broken angels - richard k morgan.jpgThirty years after the events of Altered Carbon, Takeshi Kovacs has taken sides in a war on Sanction VI working as a lieutenant for the Wedge, an elite and brutal mercenary army. Yet his thin allegiance frays when pilot Jan Schneider bluffs his way onto a highly secure hospital ship and dangles an opportunity Kovacs can’t ignore. An exorbitant payday to secure a Martian ship in deep space, the gateway to which was discovered by archeologue Tanya Wardani. All they need to do is form an alliance with an untrusty corporate executive, operate in an area full of radiation, steer clear of nanotechnology with unlimited evolutionary power, and steer clear of the fighting forces that have made the location of the gateway a key strategic acquisition. With his Envoy training and a new sleeve maximized for war, Kovacs leads the expedition and tries to maintain its safety while they grapple with the ancient puzzle opening the gateway and the mysteries beyond it.

Kovacs is as sardonic as in Book 1, and despite his training often defaults to violence, so it is interesting to watch him navigate the events of the novel. He just can’t keep himself from making bad situations worse, it seems. How can he lose control so often when he is supposed to have so much self-control? More background on Martian society and what Earth colonization owes to it is included in this book, and the setting, Sanction IV, a war-ravaged planet, provides a different perspective on the corporations and the Protectorate, the ruling government.

Though I thought this would be a heist novel, it isn’t, though it does have a captivating story that kept me engaged. Some aspects of the novel were less appealing. Characters like Jan Schneider were thinly developed. Kovacs seemed at times to pine for Detective Kristin Ortega which seems unwarranted given how Altered Carbon ended their relationship. The resolution of one story line came completely out of the blue for me, and it didn’t seem to be an organic development. Finally, Morgan used a device to indicate pauses in character’s speech that was very annoying and overdone, for example, “You seem. Close to her” or “Well, he’s not a. Bad looking. Guy for a. White boy and. Wardani, well. She’d probably. Take whatever. She can get.”

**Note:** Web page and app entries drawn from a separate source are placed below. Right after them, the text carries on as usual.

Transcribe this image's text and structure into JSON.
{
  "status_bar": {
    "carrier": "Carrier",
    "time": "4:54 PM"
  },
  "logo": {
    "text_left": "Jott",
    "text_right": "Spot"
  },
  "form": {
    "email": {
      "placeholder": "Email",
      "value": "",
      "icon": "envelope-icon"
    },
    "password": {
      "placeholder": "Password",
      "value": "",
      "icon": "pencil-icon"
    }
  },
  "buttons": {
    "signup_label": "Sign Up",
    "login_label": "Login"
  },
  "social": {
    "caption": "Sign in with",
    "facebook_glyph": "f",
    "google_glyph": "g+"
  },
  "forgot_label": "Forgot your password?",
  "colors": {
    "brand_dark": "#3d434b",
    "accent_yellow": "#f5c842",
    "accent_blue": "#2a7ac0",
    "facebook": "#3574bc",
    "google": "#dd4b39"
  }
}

It’s hard not to compare the book to Altered Carbon, though the two are so different, comparisons are almost unfair. In fact, besides the introduction to Kovacs, the Envoys, Quellism, sleeves, and needlecasting, Book 1 has little to do with Book 2. Kovacs is the only returning character. If readers approach Broken Angels expecting a second Altered Carbon, I think they will be disappointed. However, it is a solid read with an unpredictable plot and a charismatic narrator.